The Russian Revolution is the collective term for the series of revolutions in Russia in 1917, which destroyed the Tsarist autocracy and led to the creation of the Soviet Union. In the first revolution of February 1917 (March in the Gregorian calendar) the Tsar was deposed and replaced by a Provisional government. In the second revolution of October that year the Provisional Government was removed and replaced with a Bolshevik (Communist) government.
This revolution broke out without definite leadership and formal plans, which may be seen as indicative of the fact that the Russian people had had quite enough of the existing system. St Petersburg the capital, became the focus of attention, and, on 23 February (8 March) 1917, people at the food queues started a demonstration. They were soon joined by many thousands of women textile workers, who walked out of their factories—partly in commemoration of International Women's Day but mainly to protest against the severe shortages of bread. Already, large numbers of men and women were on strike, and the women stopped at any still-operating factories to call on their workers to join them.
The mobs marched through the streets, with cries of "Bread!" and "Give us bread!" During the next two days, the strike, encouraged by the efforts of hundreds of rank-and-file socialist activists, spread to factories and shops throughout the capital. By 25 February, virtually every industrial enterprise in had St Petersburg been shut down, together with many commercial and service enterprises. Students, white-collar workers and teachers joined the workers in the streets and at public meetings, whilst, in the still-active Duma, liberal and socialist deputies came to realise a potentially-massive problem. They presently denounced the current government even more vehemently and demanded a responsible cabinet of ministers. The Duma, consisting primarily of the bourgeoise, pressed the Tsar to abdicate in order to avert a revolution.
Nicholas accepted defeat at last and abdicated on 13 March, hoping, by this last act of service to his nation (as he stated in his manifesto), to end the disorders and bring unity to Russia. In the wake of this collapse of the 300-year-old Romanov dynasty—Nicholas's brother, to whom he subsequently offered the crown, refused to become Tsar unless that was the decision of an elected government; he wanted the people to want him as their leader—a minority of the Duma's deputies declared themselves a Provisional Government, chaired by Prince Lvov, a moderate reformist, although leadership moved gradually to Alexander Kerensky of the Social Revolutionary Party.

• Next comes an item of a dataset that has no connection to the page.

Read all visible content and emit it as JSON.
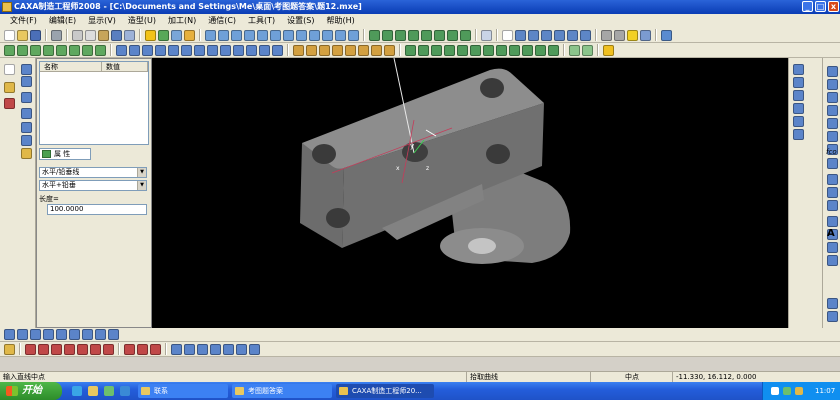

When my brother Sherry (Sheridan) was a student at Princeton in the early 1960's, he had an interview with Alexander Kerensky living in exile in New York.